On one point, anyway, it's easy to agree with all the folks who stood up at last week's Eureka City Council meeting and pleaded for that body to put a critical zoning change for the Balloon Track property to a vote of the people -- it's long past time for the question of that property's future to be settled. The Balloon Track has been a source of idiotic politics and posturing and spite in this county for at least 11 years, when a similar measure sponsored by Wal-Mart was defeated by voters. Its sell-by date expired long ago. It has curdled, and it reeks.
Sadly, the present measure -- approved by the council by a vote of 3-2 and coming to a ballot near you this fall -- does nothing of the kind. It merely ratchets up the spite and recrimination once again, and this time for no solid purpose at all. The current City Council could and would approve the same zoning change -- required by Security National for its big box-anchored Marina Center development -- well before the ballot measure reaches voters.
For all intents and purposes, the fate of the project now rests with various state agencies -- especially the California Coastal Commission -- which, under California law, and for better or worse, have effective veto power over the development. That's the law, and that's where it rests. But that apparently doesn't suit Security National's oddly Manichean approach to business, in which villains must be smited in the process of getting deals done.

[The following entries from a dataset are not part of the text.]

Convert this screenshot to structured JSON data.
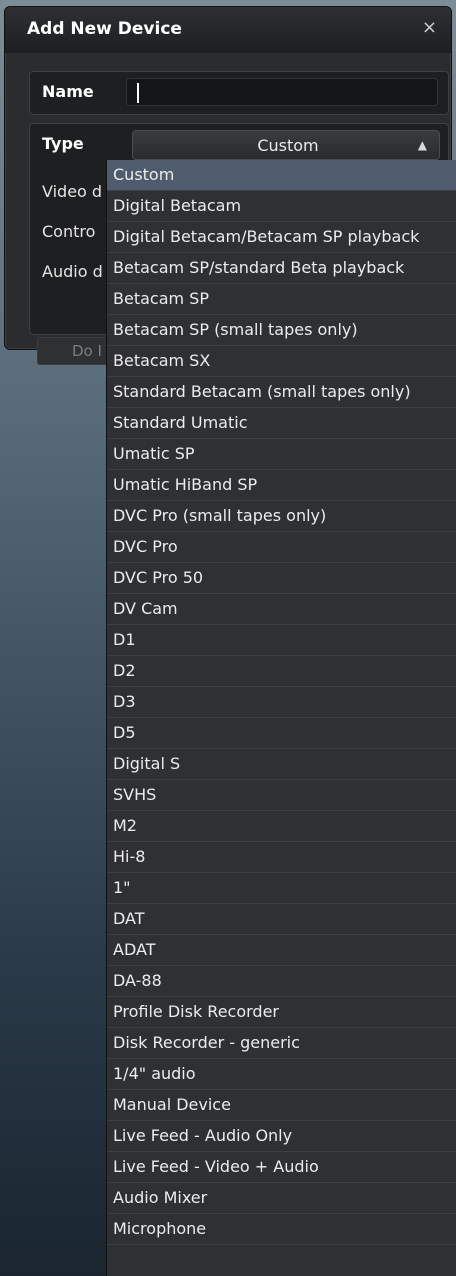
{
  "dialog": {
    "title": "Add New Device",
    "close_symbol": "×",
    "name_label": "Name",
    "name_value": "",
    "type_label": "Type",
    "type_value": "Custom",
    "field_labels": [
      "Video d",
      "Contro",
      "Audio d"
    ],
    "do_button_label": "Do I"
  },
  "dropdown": {
    "selected_index": 0,
    "items": [
      "Custom",
      "Digital Betacam",
      "Digital Betacam/Betacam SP playback",
      "Betacam SP/standard Beta playback",
      "Betacam SP",
      "Betacam SP (small tapes only)",
      "Betacam SX",
      "Standard Betacam (small tapes only)",
      "Standard Umatic",
      "Umatic SP",
      "Umatic HiBand SP",
      "DVC Pro (small tapes only)",
      "DVC Pro",
      "DVC Pro 50",
      "DV Cam",
      "D1",
      "D2",
      "D3",
      "D5",
      "Digital S",
      "SVHS",
      "M2",
      "Hi-8",
      "1\"",
      "DAT",
      "ADAT",
      "DA-88",
      "Profile Disk Recorder",
      "Disk Recorder - generic",
      "1/4\" audio",
      "Manual Device",
      "Live Feed - Audio Only",
      "Live Feed - Video + Audio",
      "Audio Mixer",
      "Microphone"
    ]
  },
  "colors": {
    "selected_item": "#4e5c6e",
    "dialog_bg": "#2b2c2e"
  }
}
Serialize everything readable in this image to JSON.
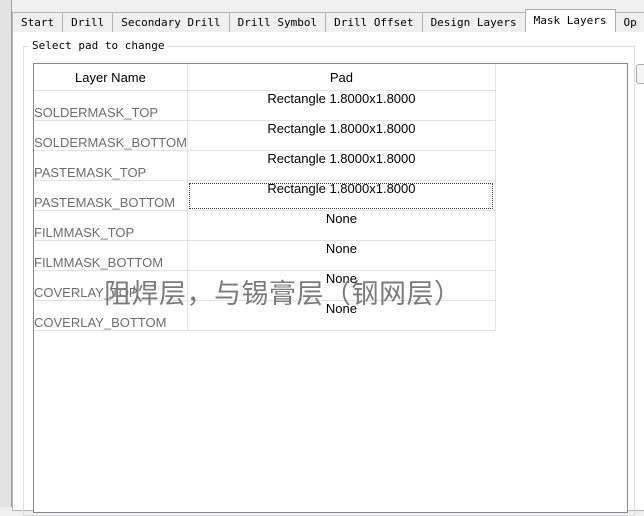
{
  "tabs": [
    {
      "label": "Start",
      "active": false
    },
    {
      "label": "Drill",
      "active": false
    },
    {
      "label": "Secondary Drill",
      "active": false
    },
    {
      "label": "Drill Symbol",
      "active": false
    },
    {
      "label": "Drill Offset",
      "active": false
    },
    {
      "label": "Design Layers",
      "active": false
    },
    {
      "label": "Mask Layers",
      "active": true
    },
    {
      "label": "Op",
      "active": false
    }
  ],
  "group": {
    "caption": "Select pad to change"
  },
  "grid": {
    "columns": [
      "Layer Name",
      "Pad"
    ],
    "rows": [
      {
        "layer": "SOLDERMASK_TOP",
        "pad": "Rectangle 1.8000x1.8000"
      },
      {
        "layer": "SOLDERMASK_BOTTOM",
        "pad": "Rectangle 1.8000x1.8000"
      },
      {
        "layer": "PASTEMASK_TOP",
        "pad": "Rectangle 1.8000x1.8000"
      },
      {
        "layer": "PASTEMASK_BOTTOM",
        "pad": "Rectangle 1.8000x1.8000"
      },
      {
        "layer": "FILMMASK_TOP",
        "pad": "None"
      },
      {
        "layer": "FILMMASK_BOTTOM",
        "pad": "None"
      },
      {
        "layer": "COVERLAY_TOP",
        "pad": "None"
      },
      {
        "layer": "COVERLAY_BOTTOM",
        "pad": "None"
      }
    ]
  },
  "annotation": "阻焊层，与锡膏层（钢网层）"
}
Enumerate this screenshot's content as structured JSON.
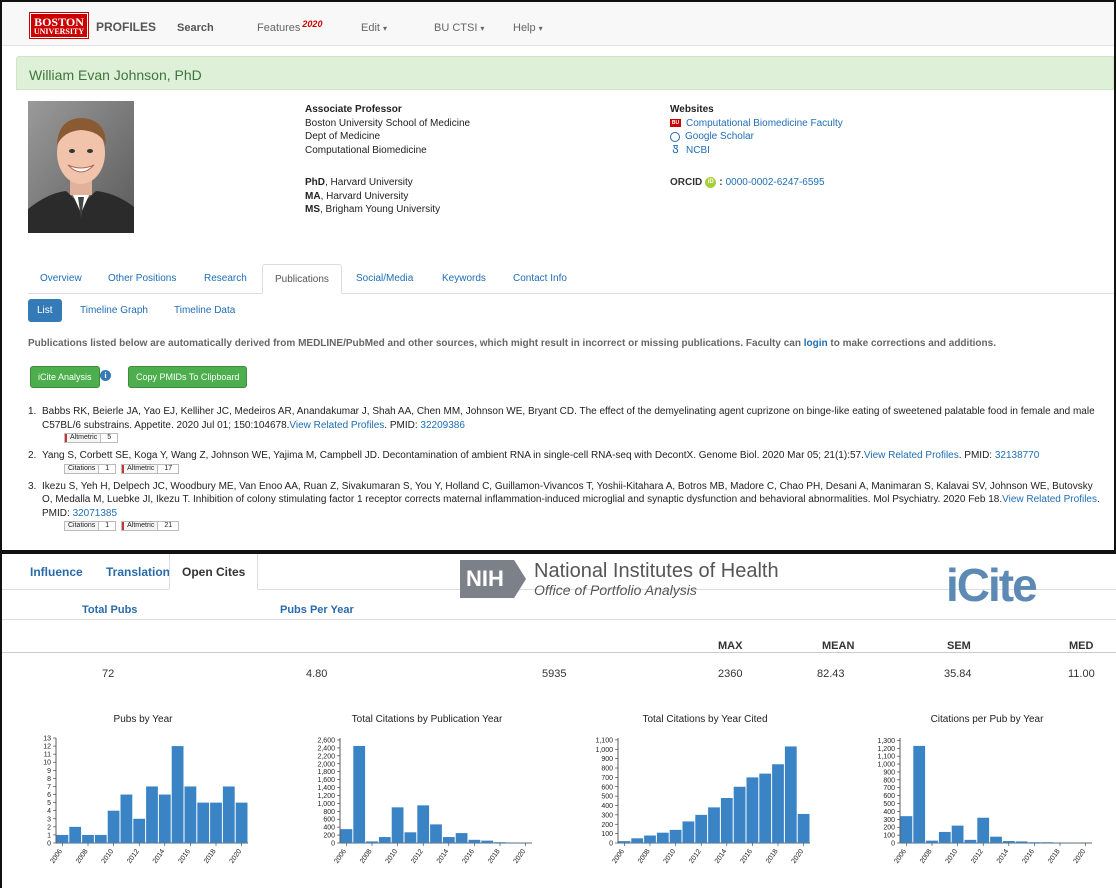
{
  "nav": {
    "brand_logo_line1": "BOSTON",
    "brand_logo_line2": "UNIVERSITY",
    "brand": "PROFILES",
    "search": "Search",
    "features": "Features",
    "features_year": "2020",
    "edit": "Edit",
    "bu_ctsi": "BU CTSI",
    "help": "Help"
  },
  "profile": {
    "name": "William Evan Johnson, PhD",
    "title": "Associate Professor",
    "appointments": [
      "Boston University School of Medicine",
      "Dept of Medicine",
      "Computational Biomedicine"
    ],
    "degrees": [
      {
        "deg": "PhD",
        "school": ", Harvard University"
      },
      {
        "deg": "MA",
        "school": ", Harvard University"
      },
      {
        "deg": "MS",
        "school": ", Brigham Young University"
      }
    ],
    "websites_label": "Websites",
    "websites": [
      "Computational Biomedicine Faculty",
      "Google Scholar",
      "NCBI"
    ],
    "orcid_label": "ORCID",
    "orcid_sep": ":",
    "orcid_id": "0000-0002-6247-6595"
  },
  "tabs": [
    "Overview",
    "Other Positions",
    "Research",
    "Publications",
    "Social/Media",
    "Keywords",
    "Contact Info"
  ],
  "pills": [
    "List",
    "Timeline Graph",
    "Timeline Data"
  ],
  "disclaimer": {
    "pre": "Publications listed below are automatically derived from MEDLINE/PubMed and other sources, which might result in incorrect or missing publications. Faculty can ",
    "link": "login",
    "post": " to make corrections and additions."
  },
  "buttons": {
    "icite": "iCite Analysis",
    "copy": "Copy PMIDs To Clipboard",
    "info_glyph": "i"
  },
  "publications": [
    {
      "num": "1.",
      "text": "Babbs RK, Beierle JA, Yao EJ, Kelliher JC, Medeiros AR, Anandakumar J, Shah AA, Chen MM, Johnson WE, Bryant CD. The effect of the demyelinating agent cuprizone on binge-like eating of sweetened palatable food in female and male C57BL/6 substrains. Appetite. 2020 Jul 01; 150:104678.",
      "related": "View Related Profiles",
      "pmid_label": ". PMID: ",
      "pmid": "32209386",
      "citations": null,
      "altmetric": "5"
    },
    {
      "num": "2.",
      "text": "Yang S, Corbett SE, Koga Y, Wang Z, Johnson WE, Yajima M, Campbell JD. Decontamination of ambient RNA in single-cell RNA-seq with DecontX. Genome Biol. 2020 Mar 05; 21(1):57.",
      "related": "View Related Profiles",
      "pmid_label": ". PMID: ",
      "pmid": "32138770",
      "citations": "1",
      "altmetric": "17"
    },
    {
      "num": "3.",
      "text": "Ikezu S, Yeh H, Delpech JC, Woodbury ME, Van Enoo AA, Ruan Z, Sivakumaran S, You Y, Holland C, Guillamon-Vivancos T, Yoshii-Kitahara A, Botros MB, Madore C, Chao PH, Desani A, Manimaran S, Kalavai SV, Johnson WE, Butovsky O, Medalla M, Luebke JI, Ikezu T. Inhibition of colony stimulating factor 1 receptor corrects maternal inflammation-induced microglial and synaptic dysfunction and behavioral abnormalities. Mol Psychiatry. 2020 Feb 18.",
      "related": "View Related Profiles",
      "pmid_label": ". PMID: ",
      "pmid": "32071385",
      "citations": "1",
      "altmetric": "21"
    }
  ],
  "badge_labels": {
    "citations": "Citations",
    "altmetric": "Altmetric"
  },
  "icite": {
    "tabs": [
      "Influence",
      "Translation",
      "Open Cites"
    ],
    "nih_abbr": "NIH",
    "nih_name": "National Institutes of Health",
    "nih_office": "Office of Portfolio Analysis",
    "icite_logo": "iCite",
    "col_headers": [
      "Total Pubs",
      "Pubs Per Year"
    ],
    "stat_headers": [
      "MAX",
      "MEAN",
      "SEM",
      "MED"
    ],
    "values": [
      "72",
      "4.80",
      "5935",
      "2360",
      "82.43",
      "35.84",
      "11.00"
    ]
  },
  "chart_data": [
    {
      "type": "bar",
      "title": "Pubs by Year",
      "x": [
        2006,
        2007,
        2008,
        2009,
        2010,
        2011,
        2012,
        2013,
        2014,
        2015,
        2016,
        2017,
        2018,
        2019,
        2020
      ],
      "values": [
        1,
        2,
        1,
        1,
        4,
        6,
        3,
        7,
        6,
        12,
        7,
        5,
        5,
        7,
        5
      ],
      "yticks": [
        0,
        1,
        2,
        3,
        4,
        5,
        6,
        7,
        8,
        9,
        10,
        11,
        12,
        13
      ],
      "ylim": [
        0,
        13
      ],
      "xticks": [
        "2006",
        "2008",
        "2010",
        "2012",
        "2014",
        "2016",
        "2018",
        "2020"
      ]
    },
    {
      "type": "bar",
      "title": "Total Citations by Publication Year",
      "x": [
        2006,
        2007,
        2008,
        2009,
        2010,
        2011,
        2012,
        2013,
        2014,
        2015,
        2016,
        2017,
        2018,
        2019,
        2020
      ],
      "values": [
        350,
        2450,
        40,
        150,
        900,
        270,
        950,
        470,
        150,
        250,
        80,
        60,
        20,
        10,
        5
      ],
      "yticks": [
        0,
        200,
        400,
        600,
        800,
        1000,
        1200,
        1400,
        1600,
        1800,
        2000,
        2200,
        2400,
        2600
      ],
      "ytick_labels": [
        "0",
        "200",
        "400",
        "600",
        "800",
        "1,000",
        "1,200",
        "1,400",
        "1,600",
        "1,800",
        "2,000",
        "2,200",
        "2,400",
        "2,600"
      ],
      "ylim": [
        0,
        2650
      ],
      "xticks": [
        "2006",
        "2008",
        "2010",
        "2012",
        "2014",
        "2016",
        "2018",
        "2020"
      ]
    },
    {
      "type": "bar",
      "title": "Total Citations by Year Cited",
      "x": [
        2006,
        2007,
        2008,
        2009,
        2010,
        2011,
        2012,
        2013,
        2014,
        2015,
        2016,
        2017,
        2018,
        2019,
        2020
      ],
      "values": [
        20,
        50,
        80,
        110,
        140,
        230,
        300,
        380,
        480,
        600,
        700,
        740,
        840,
        1030,
        310
      ],
      "yticks": [
        0,
        100,
        200,
        300,
        400,
        500,
        600,
        700,
        800,
        900,
        1000,
        1100
      ],
      "ytick_labels": [
        "0",
        "100",
        "200",
        "300",
        "400",
        "500",
        "600",
        "700",
        "800",
        "900",
        "1,000",
        "1,100"
      ],
      "ylim": [
        0,
        1120
      ],
      "xticks": [
        "2006",
        "2008",
        "2010",
        "2012",
        "2014",
        "2016",
        "2018",
        "2020"
      ]
    },
    {
      "type": "bar",
      "title": "Citations per Pub by Year",
      "x": [
        2006,
        2007,
        2008,
        2009,
        2010,
        2011,
        2012,
        2013,
        2014,
        2015,
        2016,
        2017,
        2018,
        2019,
        2020
      ],
      "values": [
        340,
        1230,
        30,
        140,
        220,
        40,
        320,
        80,
        25,
        20,
        10,
        10,
        5,
        3,
        1
      ],
      "yticks": [
        0,
        100,
        200,
        300,
        400,
        500,
        600,
        700,
        800,
        900,
        1000,
        1100,
        1200,
        1300
      ],
      "ytick_labels": [
        "0",
        "100",
        "200",
        "300",
        "400",
        "500",
        "600",
        "700",
        "800",
        "900",
        "1,000",
        "1,100",
        "1,200",
        "1,300"
      ],
      "ylim": [
        0,
        1330
      ],
      "xticks": [
        "2006",
        "2008",
        "2010",
        "2012",
        "2014",
        "2016",
        "2018",
        "2020"
      ]
    }
  ],
  "colors": {
    "accent": "#1f6db5",
    "bar": "#3a84c6",
    "green": "#4cae4c",
    "namebar": "#dff0d8",
    "brand_red": "#cc0000"
  }
}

"The only way we're gonna cut through this stuff is when we get an affirmative vote from the citizens," Security National's Randy Gans told the Council, with a sneer. "We're going through a process with some bureaucrats. State agencies. They need a firm message from this city."
They may get it; they probably will, in fact. It's a mystery why anyone imagines that a plea from a politically insignificant city in the northwest corner of the state will have any effect whatsoever on the deliberations of a state body, but one can legitimately question whether getting the damn thing built has ever been Security National's principal goal. Somehow it has always played out more like a scheme to punish the enemies of capitalism, rather than a capitalist undertaking in its own right.
Last week's column, in which we urged a marriage between the cash-strapped Eureka Inn and Oregon's fabulous McMenamins hotel/restaurant/brew pub/movie house chain, prompted a gratifying outpouring of enthusiasm. Some readers lit up the comments section on our Web site. Others turned to the Face Book, signing up to the campaign on both the Journal's fan page and McMenamins'. Still others literally waved us down on the street and started babbling in our faces about how psyched they were about the whole idea.
"A truly inspired idea," wrote Chloe River Peart. "McMenamins knows how to do great community," wrote reader "KZ." "Our grand Inn deserves this chance to be her old self again!" wrote Eireen Young.
The Journal went through the trouble of trying to get in touch with McMenamins management through all the appropriate channels, without success. However, another eager reader -- Phylis Geller of Arcata -- gatecrashed the scene by sending off an e-mail directly to a member of the McMenamin family. She received a response almost immediately, which we reproduce here with heavy heart (and with the permission of its author, Dan McMenamin):
"Thanks for thinking of us, at this time however we are unable to take on any new opportunities. There are so many towns and communities we would like to be a part of (and could be down the road) but we are completely buried in projects for several years into the future that have already been slowed by the economic downturn. We do look at all requests and welcome ideas for new locations, we are just not able to act on all of them. Thank you again for the consideration and please do not hesitate to send us ideas down the road."
Sad news, sad news. Well, it was worth a ... hold up, now! A moment's Googling reveals that Mr. McM sent an identical note to a member of the "Bring McMenamins to Puyallup [Wash.]" Facebook group a few months ago! What's more, a helpful page admin affixed an addendum to this correspondence: "Note to fans: Don't let this stop you. We heard the same thing when we first contacted them about Tacoma."
Thank you, Puyallup. Solidarity forever. We in Humboldt County shall not rest until both our towns are McMenamized.